Scientists examined rock cores taken from the Chicxulub crater in Mexico, site of the asteroid impact that triggered dinosaur extinction, and found iridium, a telltale sign of asteroids.
(University of Rhode Island) Research conducted by scientists at the University of Rhode Island published today in Nature Communications found that microbes living in ancient sediment below the seafloor are sustained primarily by chemicals created by the natural irradiation of water molecules. Results of this research may have implications for life on Mars.
As more and more plastic trash permeates the oceans, microplastics are making their way into fish and shellfish, and potentially into humans.
Seismologists studying earthquake activity off the US coast recorded fin whale songs, which they found can be used to tell the thickness and makeup of Earth’s crust
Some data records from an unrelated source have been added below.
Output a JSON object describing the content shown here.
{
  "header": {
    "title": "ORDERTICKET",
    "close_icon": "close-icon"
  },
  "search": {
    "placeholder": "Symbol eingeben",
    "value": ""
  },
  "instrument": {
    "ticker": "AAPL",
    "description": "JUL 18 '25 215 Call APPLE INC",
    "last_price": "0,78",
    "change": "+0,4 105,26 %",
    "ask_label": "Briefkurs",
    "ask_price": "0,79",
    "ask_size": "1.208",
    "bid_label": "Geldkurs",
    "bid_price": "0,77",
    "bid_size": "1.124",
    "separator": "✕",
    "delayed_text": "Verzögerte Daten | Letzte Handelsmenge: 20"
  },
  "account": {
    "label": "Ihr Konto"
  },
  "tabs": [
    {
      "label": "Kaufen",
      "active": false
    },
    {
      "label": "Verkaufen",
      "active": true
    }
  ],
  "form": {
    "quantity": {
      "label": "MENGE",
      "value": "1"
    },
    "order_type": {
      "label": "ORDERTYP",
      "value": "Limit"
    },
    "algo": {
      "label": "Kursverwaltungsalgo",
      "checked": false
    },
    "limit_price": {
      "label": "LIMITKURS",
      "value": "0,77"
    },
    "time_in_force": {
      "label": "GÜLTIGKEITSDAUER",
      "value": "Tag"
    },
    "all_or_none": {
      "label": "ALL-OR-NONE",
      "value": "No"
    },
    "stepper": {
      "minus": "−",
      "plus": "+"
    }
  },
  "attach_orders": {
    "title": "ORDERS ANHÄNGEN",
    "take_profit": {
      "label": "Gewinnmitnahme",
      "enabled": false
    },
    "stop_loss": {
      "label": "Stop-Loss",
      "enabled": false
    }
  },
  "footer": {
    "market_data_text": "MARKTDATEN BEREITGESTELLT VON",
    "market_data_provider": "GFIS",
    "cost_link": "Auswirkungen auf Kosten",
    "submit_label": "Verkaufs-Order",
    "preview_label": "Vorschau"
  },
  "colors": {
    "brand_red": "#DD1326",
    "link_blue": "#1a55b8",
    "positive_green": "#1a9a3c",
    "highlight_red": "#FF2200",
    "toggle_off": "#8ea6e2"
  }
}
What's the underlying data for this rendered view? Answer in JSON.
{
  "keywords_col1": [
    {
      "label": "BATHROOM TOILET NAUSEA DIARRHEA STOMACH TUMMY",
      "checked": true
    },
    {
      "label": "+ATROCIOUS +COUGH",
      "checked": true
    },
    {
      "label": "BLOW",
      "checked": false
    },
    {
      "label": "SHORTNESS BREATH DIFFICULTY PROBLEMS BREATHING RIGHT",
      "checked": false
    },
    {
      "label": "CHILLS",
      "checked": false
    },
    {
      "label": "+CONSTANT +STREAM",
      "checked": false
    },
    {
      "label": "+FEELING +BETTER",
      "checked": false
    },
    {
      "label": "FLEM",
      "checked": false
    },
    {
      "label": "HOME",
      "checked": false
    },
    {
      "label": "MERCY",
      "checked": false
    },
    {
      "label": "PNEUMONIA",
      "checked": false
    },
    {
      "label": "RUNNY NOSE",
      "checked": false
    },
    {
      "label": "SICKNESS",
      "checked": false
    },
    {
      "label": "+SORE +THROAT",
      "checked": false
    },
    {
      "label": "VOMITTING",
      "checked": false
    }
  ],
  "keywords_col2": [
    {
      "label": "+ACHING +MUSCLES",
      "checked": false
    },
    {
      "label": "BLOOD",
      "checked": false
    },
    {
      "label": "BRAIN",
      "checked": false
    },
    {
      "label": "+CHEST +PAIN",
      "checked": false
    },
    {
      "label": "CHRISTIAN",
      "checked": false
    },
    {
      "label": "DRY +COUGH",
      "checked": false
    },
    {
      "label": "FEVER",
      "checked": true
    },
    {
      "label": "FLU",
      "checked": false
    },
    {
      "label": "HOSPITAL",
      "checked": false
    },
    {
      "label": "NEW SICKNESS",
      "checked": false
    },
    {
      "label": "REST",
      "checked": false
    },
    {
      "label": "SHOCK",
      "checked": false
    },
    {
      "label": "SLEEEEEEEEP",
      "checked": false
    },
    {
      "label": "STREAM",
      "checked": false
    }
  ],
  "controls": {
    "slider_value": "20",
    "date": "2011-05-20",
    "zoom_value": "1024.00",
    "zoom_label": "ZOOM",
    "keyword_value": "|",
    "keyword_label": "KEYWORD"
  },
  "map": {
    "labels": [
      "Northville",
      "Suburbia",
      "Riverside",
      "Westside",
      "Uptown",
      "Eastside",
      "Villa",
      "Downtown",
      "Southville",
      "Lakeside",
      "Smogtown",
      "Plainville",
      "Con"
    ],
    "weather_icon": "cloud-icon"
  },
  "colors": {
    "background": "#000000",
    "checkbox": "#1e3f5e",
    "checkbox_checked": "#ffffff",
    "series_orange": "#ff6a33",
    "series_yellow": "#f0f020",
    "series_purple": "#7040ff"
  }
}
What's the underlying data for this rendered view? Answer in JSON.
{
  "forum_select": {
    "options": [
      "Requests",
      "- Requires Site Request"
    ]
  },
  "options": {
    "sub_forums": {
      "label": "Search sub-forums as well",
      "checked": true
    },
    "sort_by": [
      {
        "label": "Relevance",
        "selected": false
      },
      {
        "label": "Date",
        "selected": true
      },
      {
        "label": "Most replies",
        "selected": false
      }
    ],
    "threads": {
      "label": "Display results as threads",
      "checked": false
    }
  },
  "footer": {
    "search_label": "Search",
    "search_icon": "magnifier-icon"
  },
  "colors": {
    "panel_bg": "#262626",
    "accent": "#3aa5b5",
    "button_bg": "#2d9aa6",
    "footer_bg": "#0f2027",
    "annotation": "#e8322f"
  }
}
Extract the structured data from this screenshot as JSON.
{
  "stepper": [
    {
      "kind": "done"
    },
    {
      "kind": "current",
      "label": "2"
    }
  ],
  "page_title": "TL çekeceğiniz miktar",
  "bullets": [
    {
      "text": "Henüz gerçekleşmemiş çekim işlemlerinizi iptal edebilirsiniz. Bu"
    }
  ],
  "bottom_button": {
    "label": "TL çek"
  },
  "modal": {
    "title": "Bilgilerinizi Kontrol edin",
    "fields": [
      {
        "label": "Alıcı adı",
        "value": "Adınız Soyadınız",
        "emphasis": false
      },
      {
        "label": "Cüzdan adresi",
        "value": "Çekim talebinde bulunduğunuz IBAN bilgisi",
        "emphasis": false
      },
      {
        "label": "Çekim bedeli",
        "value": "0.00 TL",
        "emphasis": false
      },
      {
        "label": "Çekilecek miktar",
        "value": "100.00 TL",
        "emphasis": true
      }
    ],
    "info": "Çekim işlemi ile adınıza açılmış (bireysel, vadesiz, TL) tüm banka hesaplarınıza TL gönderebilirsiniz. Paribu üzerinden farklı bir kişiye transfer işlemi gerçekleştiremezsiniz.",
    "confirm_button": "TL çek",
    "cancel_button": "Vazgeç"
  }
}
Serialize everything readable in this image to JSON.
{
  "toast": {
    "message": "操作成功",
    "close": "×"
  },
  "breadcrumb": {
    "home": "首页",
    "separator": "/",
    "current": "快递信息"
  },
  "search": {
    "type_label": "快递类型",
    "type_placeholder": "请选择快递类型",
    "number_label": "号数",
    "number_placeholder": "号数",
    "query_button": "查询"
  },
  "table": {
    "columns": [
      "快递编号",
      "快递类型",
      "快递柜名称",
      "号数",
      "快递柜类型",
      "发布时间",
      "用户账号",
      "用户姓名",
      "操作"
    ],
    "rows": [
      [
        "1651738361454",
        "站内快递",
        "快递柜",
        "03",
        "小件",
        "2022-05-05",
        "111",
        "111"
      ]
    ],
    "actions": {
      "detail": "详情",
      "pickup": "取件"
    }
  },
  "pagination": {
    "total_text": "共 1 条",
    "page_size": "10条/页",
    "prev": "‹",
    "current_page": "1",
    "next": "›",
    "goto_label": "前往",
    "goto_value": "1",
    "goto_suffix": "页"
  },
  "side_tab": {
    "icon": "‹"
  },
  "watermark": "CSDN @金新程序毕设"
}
(University of Hawaii at Manoa) A team of scientists from NOAA’s Pacific Islands Fisheries Science Center, the University of Hawai’i at Mānoa, Arizona State University and elsewhere have discovered that a diverse array of marine animals find refuge in so-called ‘surface slicks’ in Hawai’i. These ocean features create a superhighway of nursery habitat for more than 100 species of commercially and ecologically important fishes, such as mahi-mahi, jacks, and billfish. Their findings were published today in the journal Scientific Reports.
(Massachusetts Institute of Technology) MIT geologists have produced a new timeline of Earth’s Paleozoic climate changes. The record shows ancient temperature variations coinciding with shifts in planet’s biodiversity.
Paleontologists use ancient marine faunas to test long-term changes in our warming oceans.
Oceanographers fully reconciled climate and carbon cycle trends of the past 50 million years — solving a controversy debated in the scientific literature for decades.